Segment Start: INPUT DATA
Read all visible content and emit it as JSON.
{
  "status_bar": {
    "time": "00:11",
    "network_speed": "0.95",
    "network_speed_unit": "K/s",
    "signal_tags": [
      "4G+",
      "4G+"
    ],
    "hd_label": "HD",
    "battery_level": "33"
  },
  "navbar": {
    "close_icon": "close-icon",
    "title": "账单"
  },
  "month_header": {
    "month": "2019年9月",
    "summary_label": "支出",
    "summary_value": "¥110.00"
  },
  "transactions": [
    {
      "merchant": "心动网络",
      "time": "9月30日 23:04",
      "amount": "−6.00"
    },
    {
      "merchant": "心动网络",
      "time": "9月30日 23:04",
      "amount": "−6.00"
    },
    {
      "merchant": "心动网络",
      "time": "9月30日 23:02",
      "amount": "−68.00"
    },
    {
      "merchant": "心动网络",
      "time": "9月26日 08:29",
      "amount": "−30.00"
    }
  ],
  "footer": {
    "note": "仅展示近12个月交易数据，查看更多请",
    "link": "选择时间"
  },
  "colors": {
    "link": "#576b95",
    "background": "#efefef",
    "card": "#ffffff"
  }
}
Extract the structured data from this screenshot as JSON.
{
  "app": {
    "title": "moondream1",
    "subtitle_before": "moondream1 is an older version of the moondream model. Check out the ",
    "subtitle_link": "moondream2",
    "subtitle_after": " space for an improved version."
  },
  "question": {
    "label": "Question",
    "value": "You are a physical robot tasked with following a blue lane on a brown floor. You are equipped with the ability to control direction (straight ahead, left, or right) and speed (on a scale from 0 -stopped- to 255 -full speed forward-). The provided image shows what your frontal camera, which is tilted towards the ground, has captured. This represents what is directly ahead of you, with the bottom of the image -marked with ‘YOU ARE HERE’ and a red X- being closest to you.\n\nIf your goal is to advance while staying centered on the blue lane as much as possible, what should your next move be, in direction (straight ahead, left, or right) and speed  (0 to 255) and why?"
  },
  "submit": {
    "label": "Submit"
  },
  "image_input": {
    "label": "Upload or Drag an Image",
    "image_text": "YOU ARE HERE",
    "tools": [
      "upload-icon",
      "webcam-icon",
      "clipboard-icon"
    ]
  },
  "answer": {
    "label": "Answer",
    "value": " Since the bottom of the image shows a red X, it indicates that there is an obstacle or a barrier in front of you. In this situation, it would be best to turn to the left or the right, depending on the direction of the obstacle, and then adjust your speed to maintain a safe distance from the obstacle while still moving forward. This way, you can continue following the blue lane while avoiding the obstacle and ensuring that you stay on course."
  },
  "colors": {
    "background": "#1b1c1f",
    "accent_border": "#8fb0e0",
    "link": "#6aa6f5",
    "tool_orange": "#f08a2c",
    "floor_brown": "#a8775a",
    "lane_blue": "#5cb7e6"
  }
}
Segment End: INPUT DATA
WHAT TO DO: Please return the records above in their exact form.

ANSWER TO THE EXERCISE:
Read all visible content and emit it as JSON.
{
  "status_bar": {
    "time": "00:11",
    "network_speed": "0.95",
    "network_speed_unit": "K/s",
    "signal_tags": [
      "4G+",
      "4G+"
    ],
    "hd_label": "HD",
    "battery_level": "33"
  },
  "navbar": {
    "close_icon": "close-icon",
    "title": "账单"
  },
  "month_header": {
    "month": "2019年9月",
    "summary_label": "支出",
    "summary_value": "¥110.00"
  },
  "transactions": [
    {
      "merchant": "心动网络",
      "time": "9月30日 23:04",
      "amount": "−6.00"
    },
    {
      "merchant": "心动网络",
      "time": "9月30日 23:04",
      "amount": "−6.00"
    },
    {
      "merchant": "心动网络",
      "time": "9月30日 23:02",
      "amount": "−68.00"
    },
    {
      "merchant": "心动网络",
      "time": "9月26日 08:29",
      "amount": "−30.00"
    }
  ],
  "footer": {
    "note": "仅展示近12个月交易数据，查看更多请",
    "link": "选择时间"
  },
  "colors": {
    "link": "#576b95",
    "background": "#efefef",
    "card": "#ffffff"
  }
}
Extract the structured data from this screenshot as JSON.
{
  "app": {
    "title": "moondream1",
    "subtitle_before": "moondream1 is an older version of the moondream model. Check out the ",
    "subtitle_link": "moondream2",
    "subtitle_after": " space for an improved version."
  },
  "question": {
    "label": "Question",
    "value": "You are a physical robot tasked with following a blue lane on a brown floor. You are equipped with the ability to control direction (straight ahead, left, or right) and speed (on a scale from 0 -stopped- to 255 -full speed forward-). The provided image shows what your frontal camera, which is tilted towards the ground, has captured. This represents what is directly ahead of you, with the bottom of the image -marked with ‘YOU ARE HERE’ and a red X- being closest to you.\n\nIf your goal is to advance while staying centered on the blue lane as much as possible, what should your next move be, in direction (straight ahead, left, or right) and speed  (0 to 255) and why?"
  },
  "submit": {
    "label": "Submit"
  },
  "image_input": {
    "label": "Upload or Drag an Image",
    "image_text": "YOU ARE HERE",
    "tools": [
      "upload-icon",
      "webcam-icon",
      "clipboard-icon"
    ]
  },
  "answer": {
    "label": "Answer",
    "value": " Since the bottom of the image shows a red X, it indicates that there is an obstacle or a barrier in front of you. In this situation, it would be best to turn to the left or the right, depending on the direction of the obstacle, and then adjust your speed to maintain a safe distance from the obstacle while still moving forward. This way, you can continue following the blue lane while avoiding the obstacle and ensuring that you stay on course."
  },
  "colors": {
    "background": "#1b1c1f",
    "accent_border": "#8fb0e0",
    "link": "#6aa6f5",
    "tool_orange": "#f08a2c",
    "floor_brown": "#a8775a",
    "lane_blue": "#5cb7e6"
  }
}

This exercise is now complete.